Now, I realize college football recruiting is the polar opposite of college basketball recruiting; Football players change their minds (most often at the urging of rival schools) at a rate which dwarfs basketball players' backpedaling. So in the interest of clarification and honesty, I am proposing a new designation for high school pigskin athletes to choose from if their interest in a school is purely skin deep. Because Tucker and Hall are no more committed to UK and Joker Phillips than is U of L quarterback Justin Burke.
So, without further adieu, my classification for those who are interested in a school until a perceptively better school comes along is: The Non-Committed Verbal Display of Affection, or NVDA.
This way, everyone is clear on exactly how a player feels about a school. Coaches, fans, recruiting services, we all know when a kid announces his NVDA that he's sticking with the school, only until, and if, a bigger, better offer lands at his doorstep.
See, that was easy.
And finally, there is ESPN college hoops blogger Eamonn Brennan. Brennan, back in mid-May, took issue with my post, John Calipari: Eyes Wide Open, and responded by calling me and UK fans like me "naive" for believing Calipari would stay at Kentucky rather than take an NBA head coaching gig with the Bulls, Nets, or Cavaliers. In fairness, Brennan isn't alone at the crow-heavy dinner table, no, there were an gaggle of "enlightened" opinion-givers spewing, "Why would Calipari stay in Lexington, when he could be coaching in the big-time," but, he's the only one to call me/us naive.
So, now that July is at its dawn, I feel quite safe in wagging my figurative finger at Brennan and saying that it is you that is naive and uninformed. As a Big Blue Nation outsider, Bremmon et al have no concept or clue about the multitude of advantages coaching the University of Kentucky has over coaching an NBA team. I won't recount the advantages here, for that I have already done, but I will counsel Mr. Brennan on educating himself on that which he writes, before he once again proves himself to be uninformed, and yes, just a bit naive.
But, I would like to thank ESPN for having A Sea of Blue as the only UK blog listed on their Blog Roll.
At least one person at the World Wide Leader is thinking with a clear head.

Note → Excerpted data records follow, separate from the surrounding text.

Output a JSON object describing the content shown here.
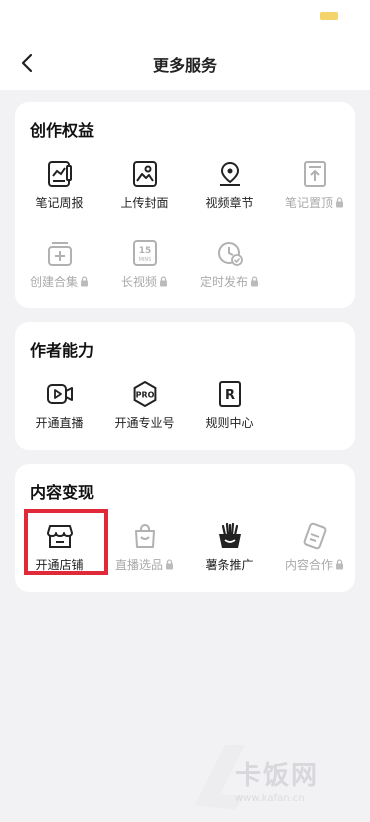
{
  "header": {
    "title": "更多服务"
  },
  "sections": [
    {
      "title": "创作权益",
      "items": [
        {
          "label": "笔记周报",
          "icon": "report-icon",
          "locked": false
        },
        {
          "label": "上传封面",
          "icon": "image-icon",
          "locked": false
        },
        {
          "label": "视频章节",
          "icon": "chapter-icon",
          "locked": false
        },
        {
          "label": "笔记置顶",
          "icon": "pin-top-icon",
          "locked": true
        },
        {
          "label": "创建合集",
          "icon": "collection-icon",
          "locked": true
        },
        {
          "label": "长视频",
          "icon": "long-video-icon",
          "locked": true
        },
        {
          "label": "定时发布",
          "icon": "schedule-icon",
          "locked": true
        }
      ]
    },
    {
      "title": "作者能力",
      "items": [
        {
          "label": "开通直播",
          "icon": "live-icon",
          "locked": false
        },
        {
          "label": "开通专业号",
          "icon": "pro-icon",
          "locked": false
        },
        {
          "label": "规则中心",
          "icon": "rules-icon",
          "locked": false
        }
      ]
    },
    {
      "title": "内容变现",
      "items": [
        {
          "label": "开通店铺",
          "icon": "store-icon",
          "locked": false
        },
        {
          "label": "直播选品",
          "icon": "shopping-bag-icon",
          "locked": true
        },
        {
          "label": "薯条推广",
          "icon": "fries-icon",
          "locked": false
        },
        {
          "label": "内容合作",
          "icon": "cooperation-icon",
          "locked": true
        }
      ]
    }
  ],
  "icon_text": {
    "mins_number": "15",
    "mins_unit": "MINS",
    "pro": "PRO",
    "rules": "R"
  },
  "watermark": {
    "brand": "卡饭网",
    "url": "www.kafan.cn"
  },
  "colors": {
    "highlight": "#e02a3a",
    "background": "#f2f2f4",
    "disabled": "#aaaaaa"
  }
}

Congratulations to the South Carolina Gamecocks for winning their first College Baseball World Series. Well done, gents, well done.
Thanks for reading, and Go 'Cats.